Diagnostics & Imaging Week Associate
Natus Medical (San Carlos, California) reported that it has agreed to acquire privately held Olympic Medical (Seattle) in a cash acquisition valued at about $19.3 million. The company said it expects to complete the acquisition "immediately."
Natus, a provider of healthcare products used for the screening, detection, treatment, monitoring and tracking of medical ailments such as hearing impairment, neurological dysfunction, epilepsy, sleep disorders, newborn jaundice and newborn metabolic testing, will pay about $16.6 million at closing and assume Olympic's existing payables, including roughly $2.7 million of debt. It is expected to have about $1.2 million in cash on its balance sheet as of the closing.
Olympic develops medical products used in the neonatal intensive care unit (NICU) and pediatric department of the hospital, including devices for the detection of neurologic function of newborns.
"The acquisition of Olympic strengthens our position as the market leader in the development of products for the detection, treatment, monitoring and tracking of common disorders in newborns and children," said Jim Hawkins, president/CEO of Natus during a conference call to discuss the deal.

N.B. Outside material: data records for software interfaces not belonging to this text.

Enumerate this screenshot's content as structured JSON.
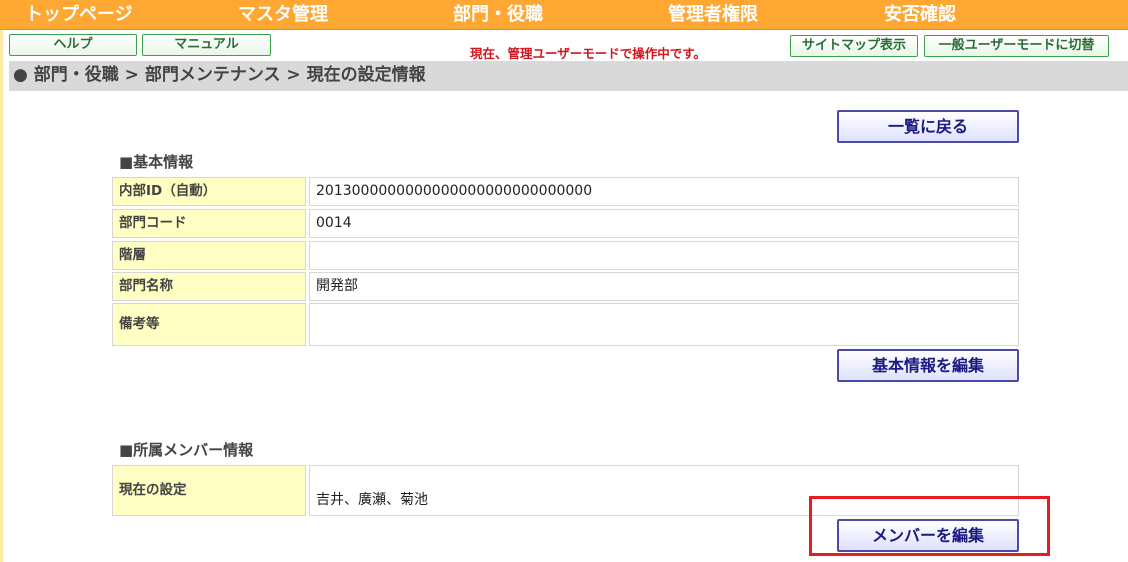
{
  "nav": {
    "items": [
      "トップページ",
      "マスタ管理",
      "部門・役職",
      "管理者権限",
      "安否確認"
    ]
  },
  "toolbar": {
    "help_label": "ヘルプ",
    "manual_label": "マニュアル",
    "mode_message": "現在、管理ユーザーモードで操作中です。",
    "sitemap_label": "サイトマップ表示",
    "switch_mode_label": "一般ユーザーモードに切替"
  },
  "breadcrumb": {
    "bullet": "●",
    "path": "部門・役職 > 部門メンテナンス > 現在の設定情報"
  },
  "actions": {
    "back_label": "一覧に戻る",
    "edit_basic_label": "基本情報を編集",
    "edit_members_label": "メンバーを編集"
  },
  "basic_info": {
    "title": "■基本情報",
    "rows": [
      {
        "label": "内部ID（自動）",
        "value": "2013000000000000000000000000000"
      },
      {
        "label": "部門コード",
        "value": "0014"
      },
      {
        "label": "階層",
        "value": ""
      },
      {
        "label": "部門名称",
        "value": "開発部"
      },
      {
        "label": "備考等",
        "value": ""
      }
    ]
  },
  "members": {
    "title": "■所属メンバー情報",
    "label": "現在の設定",
    "value": "吉井、廣瀬、菊池"
  },
  "colors": {
    "nav_bg": "#ffa733",
    "label_bg": "#ffffc4",
    "highlight": "#e81b23",
    "mode_message": "#d4141b"
  }
}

"We believe that we can add significant value to Olympic Medical by leveraging their unique products through our marketing and sales organizations," Hawkins said, adding that Olympic "is a profitable operation, delivering high-quality products to their customers, including a significant recurring revenue stream generated through disposable products. We will seek to accelerate Olympic's sales growth by bringing their products into new markets around the world."
One of the most promising opportunities that Olympic presents, according to Natus, is its Cool-Cap system, a device designed for infants younger than 36 weeks who suffer brain trauma from a loss of oxygen during delivery – called severe hypoxic-ischemic encephalopathy – which can happen if the umbilical cord is in the wrong position, if the placenta comes loose from the uterus or if the uterus tears.
Cooling, or mild hypothermia, is thought to help prevent the damage that occurs when brain cells are deprived of oxygen and begin to die, especially within the critical six hours following birth.
The device, which is still awaiting FDA approval, was cleared by the FDA's neurological device panel by a 5-1 vote in June of 2005.
"If approved," said Hawkins, this system "will become the only FDA-approved device on the market for lowering body temperature as a treatment for birth asphyxia."
He noted that the condition occurs in six out of every 1,000 live births and, according to results presented by Olympic and the FDA, 45% of babies treated with the Cool-Cap just after birth survived without serious brain damage, compared to 34% of babies treated with standard care. The study also showed, however, that the device was not as helpful for patients with the most severe brain injuries.
Since the Cool-Cap is not approved, Hawkins noted that his company expects to take a one time 4Q06 charge for the write-off of acquired in-process research and development associated with the acquisition, which the company expects could be in the range of $4 million to $6 million.
Another important device for Olympic is its CFM 6000, a cerebral function monitor that received FDA marketing clearance in May 2003. It is designed for long-term patient monitoring in the neonatal intensive care unit and other acute-care departments.
The company said it plans to retain Olympic's Seattle-based operations, as well as their already established brands and existing products.
Jay Jones, president and founder of Olympic, will continue on as president of the organization. Olympic has about 100 employees and recorded sales of $16 million during calendar 2005.
Olympic currently sells it products through telemarketing, mail order and distributors, primarily in the U.S.